Your answer must be the records below, reproduced exactly.

[[ Supplied records, beginning ]]

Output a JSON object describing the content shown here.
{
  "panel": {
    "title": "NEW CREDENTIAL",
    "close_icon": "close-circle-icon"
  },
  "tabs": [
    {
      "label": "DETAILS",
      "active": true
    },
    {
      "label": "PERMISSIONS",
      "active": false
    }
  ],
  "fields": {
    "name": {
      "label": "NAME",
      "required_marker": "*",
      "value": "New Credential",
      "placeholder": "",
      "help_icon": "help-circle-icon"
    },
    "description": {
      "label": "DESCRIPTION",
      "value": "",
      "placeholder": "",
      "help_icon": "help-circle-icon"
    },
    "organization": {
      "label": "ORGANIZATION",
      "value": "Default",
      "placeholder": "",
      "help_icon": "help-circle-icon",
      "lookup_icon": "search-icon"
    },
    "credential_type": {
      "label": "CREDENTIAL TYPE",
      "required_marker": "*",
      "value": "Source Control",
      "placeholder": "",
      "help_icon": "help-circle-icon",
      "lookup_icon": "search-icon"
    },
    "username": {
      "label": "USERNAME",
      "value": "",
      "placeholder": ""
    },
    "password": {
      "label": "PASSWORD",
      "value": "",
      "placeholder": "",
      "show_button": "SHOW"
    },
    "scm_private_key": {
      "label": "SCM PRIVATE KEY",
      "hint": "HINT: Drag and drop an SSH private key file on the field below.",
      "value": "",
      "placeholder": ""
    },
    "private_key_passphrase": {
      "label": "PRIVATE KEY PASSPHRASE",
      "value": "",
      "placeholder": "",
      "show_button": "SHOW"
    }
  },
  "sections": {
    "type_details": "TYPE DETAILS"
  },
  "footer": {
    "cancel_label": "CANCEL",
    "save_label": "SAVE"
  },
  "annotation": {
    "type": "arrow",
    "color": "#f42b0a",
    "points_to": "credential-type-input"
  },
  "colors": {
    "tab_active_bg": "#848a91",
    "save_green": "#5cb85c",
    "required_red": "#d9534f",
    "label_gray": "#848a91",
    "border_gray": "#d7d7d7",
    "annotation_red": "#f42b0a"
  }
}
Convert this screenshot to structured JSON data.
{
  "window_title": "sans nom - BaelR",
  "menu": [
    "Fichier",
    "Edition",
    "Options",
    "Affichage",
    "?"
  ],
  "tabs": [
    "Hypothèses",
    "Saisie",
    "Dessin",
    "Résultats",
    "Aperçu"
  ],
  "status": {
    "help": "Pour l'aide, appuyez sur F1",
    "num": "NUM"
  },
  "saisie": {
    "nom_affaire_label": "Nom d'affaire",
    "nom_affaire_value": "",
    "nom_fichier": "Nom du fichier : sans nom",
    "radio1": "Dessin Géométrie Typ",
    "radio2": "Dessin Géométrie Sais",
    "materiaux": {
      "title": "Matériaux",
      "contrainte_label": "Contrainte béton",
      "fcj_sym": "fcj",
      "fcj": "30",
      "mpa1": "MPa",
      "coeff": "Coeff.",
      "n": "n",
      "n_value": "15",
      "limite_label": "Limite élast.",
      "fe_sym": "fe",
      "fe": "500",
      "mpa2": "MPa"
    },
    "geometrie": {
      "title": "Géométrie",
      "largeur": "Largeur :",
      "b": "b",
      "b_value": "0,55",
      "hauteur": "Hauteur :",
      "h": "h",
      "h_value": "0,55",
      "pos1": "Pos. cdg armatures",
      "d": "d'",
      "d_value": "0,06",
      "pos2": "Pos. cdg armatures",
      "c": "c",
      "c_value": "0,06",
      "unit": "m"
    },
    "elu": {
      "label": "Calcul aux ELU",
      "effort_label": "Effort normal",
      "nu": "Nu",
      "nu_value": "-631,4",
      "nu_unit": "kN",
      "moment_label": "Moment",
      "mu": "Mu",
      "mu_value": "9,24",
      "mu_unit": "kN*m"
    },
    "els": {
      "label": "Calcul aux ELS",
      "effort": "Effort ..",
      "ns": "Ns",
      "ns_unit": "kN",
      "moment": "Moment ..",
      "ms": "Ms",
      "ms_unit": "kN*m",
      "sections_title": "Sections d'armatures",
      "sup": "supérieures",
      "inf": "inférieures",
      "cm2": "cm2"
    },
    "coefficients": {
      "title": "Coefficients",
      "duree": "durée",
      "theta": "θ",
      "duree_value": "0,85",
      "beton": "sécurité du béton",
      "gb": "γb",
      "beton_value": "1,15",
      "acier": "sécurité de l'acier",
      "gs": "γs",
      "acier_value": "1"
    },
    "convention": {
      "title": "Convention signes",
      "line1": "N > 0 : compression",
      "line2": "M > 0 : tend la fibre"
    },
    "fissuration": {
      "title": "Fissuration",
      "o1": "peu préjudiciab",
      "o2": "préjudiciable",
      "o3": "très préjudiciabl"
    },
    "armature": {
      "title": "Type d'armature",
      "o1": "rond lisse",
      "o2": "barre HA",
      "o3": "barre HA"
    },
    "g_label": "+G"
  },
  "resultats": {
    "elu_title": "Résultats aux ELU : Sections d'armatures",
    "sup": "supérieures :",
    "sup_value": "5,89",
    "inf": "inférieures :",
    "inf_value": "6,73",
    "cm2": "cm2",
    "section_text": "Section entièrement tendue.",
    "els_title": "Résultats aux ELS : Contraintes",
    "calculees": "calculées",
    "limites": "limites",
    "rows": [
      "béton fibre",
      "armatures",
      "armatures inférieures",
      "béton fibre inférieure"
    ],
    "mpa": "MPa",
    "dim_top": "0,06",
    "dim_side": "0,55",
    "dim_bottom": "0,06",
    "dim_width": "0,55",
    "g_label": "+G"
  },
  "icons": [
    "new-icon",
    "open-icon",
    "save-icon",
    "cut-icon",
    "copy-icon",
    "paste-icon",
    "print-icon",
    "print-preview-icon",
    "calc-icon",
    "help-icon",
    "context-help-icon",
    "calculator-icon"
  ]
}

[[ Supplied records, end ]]

*Response*:
Output a JSON object describing the content shown here.
{
  "panel": {
    "title": "NEW CREDENTIAL",
    "close_icon": "close-circle-icon"
  },
  "tabs": [
    {
      "label": "DETAILS",
      "active": true
    },
    {
      "label": "PERMISSIONS",
      "active": false
    }
  ],
  "fields": {
    "name": {
      "label": "NAME",
      "required_marker": "*",
      "value": "New Credential",
      "placeholder": "",
      "help_icon": "help-circle-icon"
    },
    "description": {
      "label": "DESCRIPTION",
      "value": "",
      "placeholder": "",
      "help_icon": "help-circle-icon"
    },
    "organization": {
      "label": "ORGANIZATION",
      "value": "Default",
      "placeholder": "",
      "help_icon": "help-circle-icon",
      "lookup_icon": "search-icon"
    },
    "credential_type": {
      "label": "CREDENTIAL TYPE",
      "required_marker": "*",
      "value": "Source Control",
      "placeholder": "",
      "help_icon": "help-circle-icon",
      "lookup_icon": "search-icon"
    },
    "username": {
      "label": "USERNAME",
      "value": "",
      "placeholder": ""
    },
    "password": {
      "label": "PASSWORD",
      "value": "",
      "placeholder": "",
      "show_button": "SHOW"
    },
    "scm_private_key": {
      "label": "SCM PRIVATE KEY",
      "hint": "HINT: Drag and drop an SSH private key file on the field below.",
      "value": "",
      "placeholder": ""
    },
    "private_key_passphrase": {
      "label": "PRIVATE KEY PASSPHRASE",
      "value": "",
      "placeholder": "",
      "show_button": "SHOW"
    }
  },
  "sections": {
    "type_details": "TYPE DETAILS"
  },
  "footer": {
    "cancel_label": "CANCEL",
    "save_label": "SAVE"
  },
  "annotation": {
    "type": "arrow",
    "color": "#f42b0a",
    "points_to": "credential-type-input"
  },
  "colors": {
    "tab_active_bg": "#848a91",
    "save_green": "#5cb85c",
    "required_red": "#d9534f",
    "label_gray": "#848a91",
    "border_gray": "#d7d7d7",
    "annotation_red": "#f42b0a"
  }
}
Convert this screenshot to structured JSON data.
{
  "window_title": "sans nom - BaelR",
  "menu": [
    "Fichier",
    "Edition",
    "Options",
    "Affichage",
    "?"
  ],
  "tabs": [
    "Hypothèses",
    "Saisie",
    "Dessin",
    "Résultats",
    "Aperçu"
  ],
  "status": {
    "help": "Pour l'aide, appuyez sur F1",
    "num": "NUM"
  },
  "saisie": {
    "nom_affaire_label": "Nom d'affaire",
    "nom_affaire_value": "",
    "nom_fichier": "Nom du fichier : sans nom",
    "radio1": "Dessin Géométrie Typ",
    "radio2": "Dessin Géométrie Sais",
    "materiaux": {
      "title": "Matériaux",
      "contrainte_label": "Contrainte béton",
      "fcj_sym": "fcj",
      "fcj": "30",
      "mpa1": "MPa",
      "coeff": "Coeff.",
      "n": "n",
      "n_value": "15",
      "limite_label": "Limite élast.",
      "fe_sym": "fe",
      "fe": "500",
      "mpa2": "MPa"
    },
    "geometrie": {
      "title": "Géométrie",
      "largeur": "Largeur :",
      "b": "b",
      "b_value": "0,55",
      "hauteur": "Hauteur :",
      "h": "h",
      "h_value": "0,55",
      "pos1": "Pos. cdg armatures",
      "d": "d'",
      "d_value": "0,06",
      "pos2": "Pos. cdg armatures",
      "c": "c",
      "c_value": "0,06",
      "unit": "m"
    },
    "elu": {
      "label": "Calcul aux ELU",
      "effort_label": "Effort normal",
      "nu": "Nu",
      "nu_value": "-631,4",
      "nu_unit": "kN",
      "moment_label": "Moment",
      "mu": "Mu",
      "mu_value": "9,24",
      "mu_unit": "kN*m"
    },
    "els": {
      "label": "Calcul aux ELS",
      "effort": "Effort ..",
      "ns": "Ns",
      "ns_unit": "kN",
      "moment": "Moment ..",
      "ms": "Ms",
      "ms_unit": "kN*m",
      "sections_title": "Sections d'armatures",
      "sup": "supérieures",
      "inf": "inférieures",
      "cm2": "cm2"
    },
    "coefficients": {
      "title": "Coefficients",
      "duree": "durée",
      "theta": "θ",
      "duree_value": "0,85",
      "beton": "sécurité du béton",
      "gb": "γb",
      "beton_value": "1,15",
      "acier": "sécurité de l'acier",
      "gs": "γs",
      "acier_value": "1"
    },
    "convention": {
      "title": "Convention signes",
      "line1": "N > 0 : compression",
      "line2": "M > 0 : tend la fibre"
    },
    "fissuration": {
      "title": "Fissuration",
      "o1": "peu préjudiciab",
      "o2": "préjudiciable",
      "o3": "très préjudiciabl"
    },
    "armature": {
      "title": "Type d'armature",
      "o1": "rond lisse",
      "o2": "barre HA",
      "o3": "barre HA"
    },
    "g_label": "+G"
  },
  "resultats": {
    "elu_title": "Résultats aux ELU : Sections d'armatures",
    "sup": "supérieures :",
    "sup_value": "5,89",
    "inf": "inférieures :",
    "inf_value": "6,73",
    "cm2": "cm2",
    "section_text": "Section entièrement tendue.",
    "els_title": "Résultats aux ELS : Contraintes",
    "calculees": "calculées",
    "limites": "limites",
    "rows": [
      "béton fibre",
      "armatures",
      "armatures inférieures",
      "béton fibre inférieure"
    ],
    "mpa": "MPa",
    "dim_top": "0,06",
    "dim_side": "0,55",
    "dim_bottom": "0,06",
    "dim_width": "0,55",
    "g_label": "+G"
  },
  "icons": [
    "new-icon",
    "open-icon",
    "save-icon",
    "cut-icon",
    "copy-icon",
    "paste-icon",
    "print-icon",
    "print-preview-icon",
    "calc-icon",
    "help-icon",
    "context-help-icon",
    "calculator-icon"
  ]
}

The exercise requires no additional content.